It’s not what it looks like: High Frequency Oscillations

Following on from the last post on baseline shifts, this is the second post on a few things we don’t normally consider when talking about standard EEG measurements. I had the idea for this one after a few excellent talks by Liset Menendez de la Prida at ISWP7 earlier this year.

Fast and furious (or is it)

Fast stuff on the EEG is difficult to see for a number of reasons: i) We usually filter raw EEG signal to make it look neater and often exclude high-gamma range signal. ii) The signal we measure on the scalp itself is already attenuated by passing through different tissues, making fast activity appear less sharp and prominent. This is true even for ECOG when compared to direct LFP recordings (which is becoming more relevant now that microelectrodes are being used more and more in patients with epilepsy). iii) Higher frequencies have a lower power – usually fast fluctuations are a lot smaller than bigger shifts on the EEG and seem to pale in comparison, when visually analysing the EEG.
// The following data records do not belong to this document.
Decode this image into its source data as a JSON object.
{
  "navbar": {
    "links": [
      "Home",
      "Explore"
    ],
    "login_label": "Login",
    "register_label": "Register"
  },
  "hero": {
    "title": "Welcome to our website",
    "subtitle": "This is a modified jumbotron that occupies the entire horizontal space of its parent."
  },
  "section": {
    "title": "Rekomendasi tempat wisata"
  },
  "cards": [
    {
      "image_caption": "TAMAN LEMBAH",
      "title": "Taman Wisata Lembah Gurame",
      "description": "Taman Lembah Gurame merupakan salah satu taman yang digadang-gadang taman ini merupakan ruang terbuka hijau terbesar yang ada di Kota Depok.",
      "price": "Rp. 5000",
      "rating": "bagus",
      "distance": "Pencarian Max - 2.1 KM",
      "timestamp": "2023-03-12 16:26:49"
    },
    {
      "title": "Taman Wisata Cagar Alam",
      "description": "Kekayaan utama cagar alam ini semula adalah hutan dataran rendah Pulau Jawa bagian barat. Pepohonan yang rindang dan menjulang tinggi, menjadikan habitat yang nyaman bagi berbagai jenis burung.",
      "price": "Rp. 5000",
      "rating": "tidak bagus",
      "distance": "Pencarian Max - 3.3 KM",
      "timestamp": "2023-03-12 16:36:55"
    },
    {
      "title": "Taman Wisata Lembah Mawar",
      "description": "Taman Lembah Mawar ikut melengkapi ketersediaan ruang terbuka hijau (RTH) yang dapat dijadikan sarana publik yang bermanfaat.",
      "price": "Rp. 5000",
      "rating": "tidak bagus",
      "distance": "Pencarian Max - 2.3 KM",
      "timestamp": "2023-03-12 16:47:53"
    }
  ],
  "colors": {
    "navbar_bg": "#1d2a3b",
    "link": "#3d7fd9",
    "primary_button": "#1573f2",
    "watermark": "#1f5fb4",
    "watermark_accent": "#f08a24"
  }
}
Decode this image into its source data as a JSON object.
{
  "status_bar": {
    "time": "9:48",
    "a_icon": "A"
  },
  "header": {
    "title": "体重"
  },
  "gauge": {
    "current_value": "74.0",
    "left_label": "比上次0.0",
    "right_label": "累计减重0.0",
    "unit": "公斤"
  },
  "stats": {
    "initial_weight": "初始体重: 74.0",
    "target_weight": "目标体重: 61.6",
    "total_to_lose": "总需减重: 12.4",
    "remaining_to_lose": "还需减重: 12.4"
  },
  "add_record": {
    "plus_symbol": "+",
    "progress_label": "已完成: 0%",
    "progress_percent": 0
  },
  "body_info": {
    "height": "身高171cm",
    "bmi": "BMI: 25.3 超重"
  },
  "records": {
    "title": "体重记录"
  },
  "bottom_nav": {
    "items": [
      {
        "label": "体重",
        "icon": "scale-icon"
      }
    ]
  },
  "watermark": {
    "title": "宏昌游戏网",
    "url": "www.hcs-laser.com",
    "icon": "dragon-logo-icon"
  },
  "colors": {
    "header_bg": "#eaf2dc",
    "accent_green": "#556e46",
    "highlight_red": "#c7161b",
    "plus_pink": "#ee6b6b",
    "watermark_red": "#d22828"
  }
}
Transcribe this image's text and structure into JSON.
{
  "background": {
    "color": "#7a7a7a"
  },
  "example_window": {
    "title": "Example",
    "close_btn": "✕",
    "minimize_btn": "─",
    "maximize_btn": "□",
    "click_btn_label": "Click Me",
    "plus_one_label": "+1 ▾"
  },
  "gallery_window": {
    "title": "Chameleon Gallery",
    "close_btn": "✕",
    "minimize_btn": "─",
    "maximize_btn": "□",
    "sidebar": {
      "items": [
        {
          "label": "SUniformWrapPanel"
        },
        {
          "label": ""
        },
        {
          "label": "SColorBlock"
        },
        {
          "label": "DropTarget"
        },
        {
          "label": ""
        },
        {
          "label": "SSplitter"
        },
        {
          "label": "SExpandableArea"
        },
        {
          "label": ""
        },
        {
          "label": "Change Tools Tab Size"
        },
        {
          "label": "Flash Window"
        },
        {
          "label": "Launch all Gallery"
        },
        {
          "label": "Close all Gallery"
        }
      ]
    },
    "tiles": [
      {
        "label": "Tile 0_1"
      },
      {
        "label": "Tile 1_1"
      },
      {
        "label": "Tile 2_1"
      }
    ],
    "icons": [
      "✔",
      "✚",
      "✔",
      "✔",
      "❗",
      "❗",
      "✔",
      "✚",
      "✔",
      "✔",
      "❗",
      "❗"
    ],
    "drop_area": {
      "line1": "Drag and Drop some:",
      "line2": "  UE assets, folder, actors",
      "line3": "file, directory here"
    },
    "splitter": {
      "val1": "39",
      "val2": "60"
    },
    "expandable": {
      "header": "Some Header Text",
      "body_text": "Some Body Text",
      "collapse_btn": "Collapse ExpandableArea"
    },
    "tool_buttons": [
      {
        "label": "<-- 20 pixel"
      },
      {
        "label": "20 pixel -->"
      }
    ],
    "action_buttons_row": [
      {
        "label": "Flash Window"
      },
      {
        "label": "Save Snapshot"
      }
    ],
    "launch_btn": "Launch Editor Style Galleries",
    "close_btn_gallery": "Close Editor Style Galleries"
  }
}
Yet the high frequency components of the EEG seem to be important. When mapping fast activity in patients with focal epilepsy, it seems high frequency oscillations are associated with the seizure onset zone, even in patients where this was outside of a macroscopically identified structural abnormality [1]. These results are similar in their statistical association with seizure onset zones as more clearly pathological spikes.

Now this is interesting, because high frequency oscillations themselves are not always pathological. High gamma range activity (50-80Hz) is commonly associated with exploratory behaviour in neocortex and hippocampus. Faster activity in the hippocampus is known as ripple (80-200Hz)  and associated with memory consolidation. An even faster short burst if high frequency oscillations (250-800Hz) is known as fast ripple.

In a feat of hippocampal electrophysiology recordings using 4-by-4-pronged microelectrodes, Liset Mendendez de la Prida’s lab managed to record different high frequency events and estimate the contributions to the overall event by individual neurons. What emerges is that physiological high frequency events were caused by smaller sets of slightly asynchronous pyramidal cell neurons firing, whilst pathological-like events were so synchronised that spike-sorting was made near impossible with each spike representing a large majority of the neuronal population firing exactly at the same time.

Patch-clamp recordings from individual neurons (top row), local field potential traces (middle row) and frequency time plot (bottom row) of physiological-like and pathological-like high frequency events. Note the association between single neuron firing and LFP trace in the pathological-like events. One can also see that the physiological-like event is less tightly defined in the frequency-range and ‘bleeds’ more into other frequencies than the very stereotyped, single frequency pathological-like event [2].

Some of these differences leave a trace in the raw recording, and someone with sufficient expertise (not me) could talk you through how to recognise the markers of pathological vs physiological high frequency oscillations on the electrophysiological trace of your choice.

What next

Despite them being an exciting field of research, there are lots of barriers to properly using high frequency information in day-to-day EEG recordings. However, technology, particularly of intracranial recordings is advancing, and with the increasing access towards epilepsy surgery, advanced human electrophysiology will become more and more relevant for accurate diagnosis and localisation of surgical targets.

A Mayo clinic group with a custom made depth electrode that contains both (standard) macro-contacts and (experimental) microelectrodes has shown that a significant number of high frequency events is only visible on the microelectrode trace.


On the left you can see the standard depth electrode with little microwires sitting on top. The top (red) lines are microwire recordings and the horizontal bars highlight high frequency events not visible on the macroelectrodes (below). You can also see the DC-shift associated with some epileptic events we’ve talked about in the last blog-post. [3]
Clearly we are getting much more informative data out of these electrodes. When it comes to understanding what goes awry in the circuitry of the epileptic brain, the fidelity of these data has substantial power to change the way we model and understand the neuronal processes underlying these fast and sometimes furious high frequency events.

[1] Jacobs J, et al. (2009)Brain 132: 1022-37. doi:10.1093/brain/awn351
[2] Aivar P, et al. (2014)J Neurosci 34: 2989-3004. doi:10.1523/JNEUROSCI.2826-13.2014
[3] Worrell G, et al. (2008)Brain 131: 928-37. doi:10.1093/brain/awn006